I am constantly amazed at people’s taste for “natural.” I mean, really, we’ve spent most of, oh, our civilized life, trying to get away from natural, and now it comes roaring back as an advertising vehicle. I mean, seriously, who yearns for the good old “natural” days of sleeping in a cave trying to stay warm under a bear skin that you obtained at the cost of your best friend because his spear wasn’t sharp enough? Personally, I like heated rooms. Oh, and indoor plumbing rocks.
But I digress. Nevertheless, in the past, oh, fifteen years or so, “Natural Balance” horse shoeing has become something of a rage, and certainly an industry. The premise is that horses in the wild wear their hooves a certain way, and that the “unnatural” circumstances of captivity (say, free of predators, and with plenty of good food, which, come to think of it, doesn’t sound that bad, particularly if you like to eat like a horse, and aren’t wild about being eaten yourself) have resulted in them somehow being subjected to the slings and arrows of outrageous horseshoeing. Or something like that.
The operating premise is that horses in the wild have short toes, and fairly upright feet, and that, left to their own devices, they’ll have the foot that they are supposed to have. Therefore all horses’ feet should be shaped like that. Furthermore, a shoe that encourages “natural” hoof movement should be attached to the bottom of the hoof.

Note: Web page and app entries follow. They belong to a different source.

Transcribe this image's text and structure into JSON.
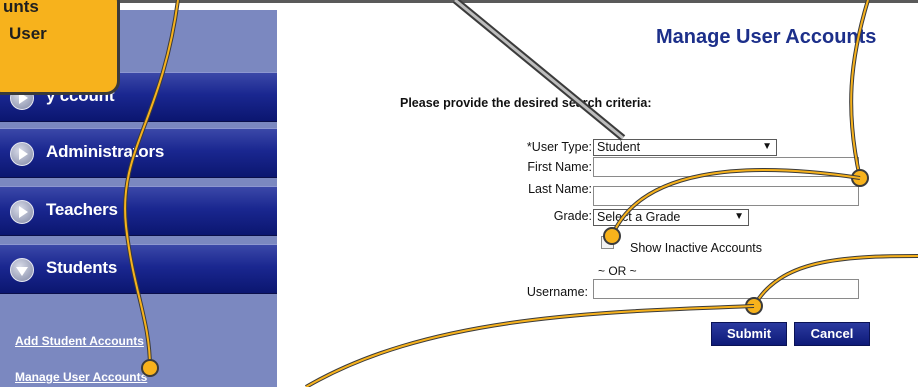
{
  "callout": {
    "line1": "unts",
    "line2": "User"
  },
  "sidebar": {
    "items": [
      {
        "label": "y  ccount",
        "icon": "arrow-right-icon"
      },
      {
        "label": "Administrators",
        "icon": "arrow-right-icon"
      },
      {
        "label": "Teachers",
        "icon": "arrow-right-icon"
      },
      {
        "label": "Students",
        "icon": "arrow-down-icon"
      }
    ],
    "links": [
      {
        "label": "Add Student Accounts"
      },
      {
        "label": "Manage User Accounts"
      }
    ]
  },
  "form": {
    "title": "Manage User Accounts",
    "criteria_prompt": "Please provide the desired search criteria:",
    "user_type_label": "*User Type:",
    "user_type_value": "Student",
    "first_name_label": "First Name:",
    "first_name_value": "",
    "last_name_label": "Last Name:",
    "last_name_value": "",
    "grade_label": "Grade:",
    "grade_value": "Select a Grade",
    "show_inactive_label": "Show Inactive Accounts",
    "show_inactive_checked": false,
    "or_separator": "~ OR ~",
    "username_label": "Username:",
    "username_value": "",
    "submit_label": "Submit",
    "cancel_label": "Cancel"
  },
  "colors": {
    "sidebar_bg": "#7b88c0",
    "nav_item": "#1a2790",
    "title": "#1c2f8a",
    "callout": "#f7b21c",
    "annotation_line": "#f7b21c"
  }
}
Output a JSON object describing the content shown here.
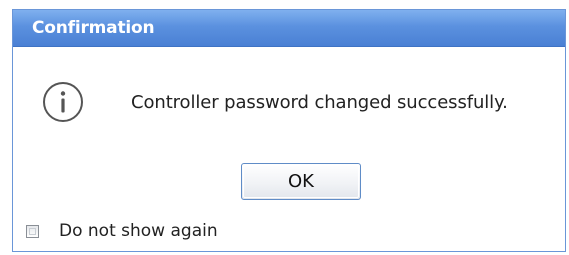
{
  "dialog": {
    "title": "Confirmation",
    "icon": "info-icon",
    "message": "Controller password changed successfully.",
    "ok_label": "OK",
    "checkbox_label": "Do not show again",
    "checkbox_checked": false
  },
  "colors": {
    "titlebar": "#5b91df",
    "title_text": "#ffffff",
    "button_border": "#5f8cc7"
  }
}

And, having seen to that, all will be good.
Well, um, no. At least not necessarily.
First of all, if we’re going to be absolutely strict about this “natural” thing, horses shouldn’t be running around in North America anyway. I mean, the indigenous North American horse (Equus occidentalis, if you must know) went extinct in something like 12,000 BC, which is way longer than anyone can remember. But here they are, nonetheless, as a result of having run away from their caretakers after having had to endure a boat ride from Spain. Call it repopulation – I say it’s unnatural.

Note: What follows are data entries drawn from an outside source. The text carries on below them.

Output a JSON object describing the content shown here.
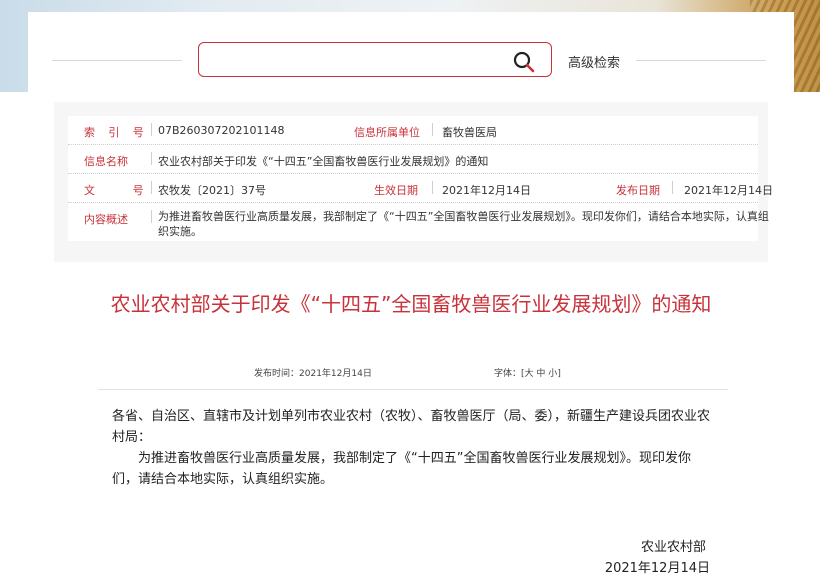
{
  "search": {
    "placeholder": "",
    "advanced_label": "高级检索"
  },
  "meta": {
    "index_label": "索 引 号",
    "index_value": "07B260307202101148",
    "unit_label": "信息所属单位",
    "unit_value": "畜牧兽医局",
    "name_label": "信息名称",
    "name_value": "农业农村部关于印发《“十四五”全国畜牧兽医行业发展规划》的通知",
    "doc_no_label": "文 号",
    "doc_no_value": "农牧发〔2021〕37号",
    "effective_label": "生效日期",
    "effective_value": "2021年12月14日",
    "publish_label": "发布日期",
    "publish_value": "2021年12月14日",
    "summary_label": "内容概述",
    "summary_value": "为推进畜牧兽医行业高质量发展，我部制定了《“十四五”全国畜牧兽医行业发展规划》。现印发你们，请结合本地实际，认真组织实施。"
  },
  "doc": {
    "title": "农业农村部关于印发《“十四五”全国畜牧兽医行业发展规划》的通知",
    "publish_time_label": "发布时间：",
    "publish_time": "2021年12月14日",
    "font_label": "字体：[",
    "font_large": "大",
    "font_medium": "中",
    "font_small": "小",
    "font_close": "]",
    "para1": "各省、自治区、直辖市及计划单列市农业农村（农牧）、畜牧兽医厅（局、委），新疆生产建设兵团农业农村局：",
    "para2": "为推进畜牧兽医行业高质量发展，我部制定了《“十四五”全国畜牧兽医行业发展规划》。现印发你们，请结合本地实际，认真组织实施。",
    "sign_org": "农业农村部",
    "sign_date": "2021年12月14日"
  },
  "colors": {
    "accent": "#c8323a",
    "text": "#333333",
    "panel_bg": "#f6f6f6"
  }
}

Regardless, no matter what the feet of wild horses in the American west look
like, it’s been shown that the “natural” shape of the horse’s foot depends almost entirely on the “natural” conditions of the ground that it runs around on. So, whereas, in the west, the wild horses that evoke such strong emotions do tend to have upright feet and short toes, their eastern counterparts that live on wetter, softer ground tend to get more of a platter foot, their hoof walls don’t wear down in the same way (they tend to break off), and their hooves are more pliable. (If you really want to go into a lot of detail on this CLICK HERE to read an article by the famous equine pathologist, the late Dr. James Rooney).
Now I’m not trying to say that the “Natural Balance” approach is necessarily wrong. In fact, I find that the shoes can sometimes be helpful, say, in working on a horse that tends to grow a lot of toe (once you nail on the shoe, you are sort of obliged to cut back the toe a bit). But they’re not a panacea, and, well, they’re not even really all that natural: horses don’t come with nailed on shoes, you know.
So, here are a few points to take home about “natural” balance.
1) Natural is usually fine, but it kind of depends on where you are. Running around in your birthday suit is a lot more comfortable in, say, the Bahamas than it is in Finland in December.
2) Horses should be shod as individuals – there’s no single system that works for all of them.
3) “Natural” is a great marketing tool
4) Find a good veterinarian and a good farrier, get them working together, and let them do their jobs. Don’t make things harder than they already are.
Now, go out there and have a good time riding, and stop worrying so much!